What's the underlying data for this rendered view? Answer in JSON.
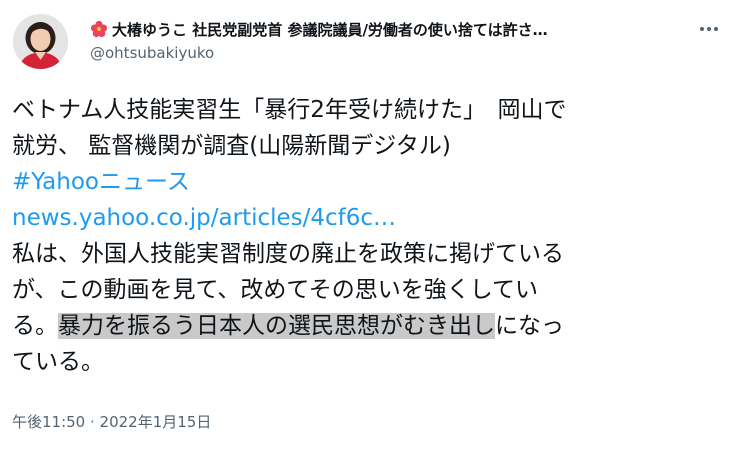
{
  "author": {
    "display_name": "大椿ゆうこ 社民党副党首 参議院議員/労働者の使い捨ては許さ…",
    "handle": "@ohtsubakiyuko",
    "name_icon": "hibiscus-flower-icon"
  },
  "tweet": {
    "line1": "ベトナム人技能実習生「暴行2年受け続けた」　岡山で",
    "line2": "就労、 監督機関が調査(山陽新聞デジタル)",
    "hashtag": "#Yahooニュース",
    "url": "news.yahoo.co.jp/articles/4cf6c…",
    "line5": "私は、外国人技能実習制度の廃止を政策に掲げている",
    "line6": "が、この動画を見て、改めてその思いを強くしてい",
    "line7_pre": "る。",
    "line7_highlight": "暴力を振るう日本人の選民思想がむき出し",
    "line7_post": "になっ",
    "line8": "ている。",
    "timestamp": "午後11:50 · 2022年1月15日"
  },
  "colors": {
    "link": "#1d9bf0",
    "secondary_text": "#536471",
    "highlight": "#c9c9c9",
    "flower": "#e8455a"
  },
  "icons": {
    "more": "more-options-icon",
    "avatar": "avatar"
  }
}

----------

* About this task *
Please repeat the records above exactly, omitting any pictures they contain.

* Final answer *
What's the underlying data for this rendered view? Answer in JSON.
{
  "author": {
    "display_name": "大椿ゆうこ 社民党副党首 参議院議員/労働者の使い捨ては許さ…",
    "handle": "@ohtsubakiyuko",
    "name_icon": "hibiscus-flower-icon"
  },
  "tweet": {
    "line1": "ベトナム人技能実習生「暴行2年受け続けた」　岡山で",
    "line2": "就労、 監督機関が調査(山陽新聞デジタル)",
    "hashtag": "#Yahooニュース",
    "url": "news.yahoo.co.jp/articles/4cf6c…",
    "line5": "私は、外国人技能実習制度の廃止を政策に掲げている",
    "line6": "が、この動画を見て、改めてその思いを強くしてい",
    "line7_pre": "る。",
    "line7_highlight": "暴力を振るう日本人の選民思想がむき出し",
    "line7_post": "になっ",
    "line8": "ている。",
    "timestamp": "午後11:50 · 2022年1月15日"
  },
  "colors": {
    "link": "#1d9bf0",
    "secondary_text": "#536471",
    "highlight": "#c9c9c9",
    "flower": "#e8455a"
  },
  "icons": {
    "more": "more-options-icon",
    "avatar": "avatar"
  }
}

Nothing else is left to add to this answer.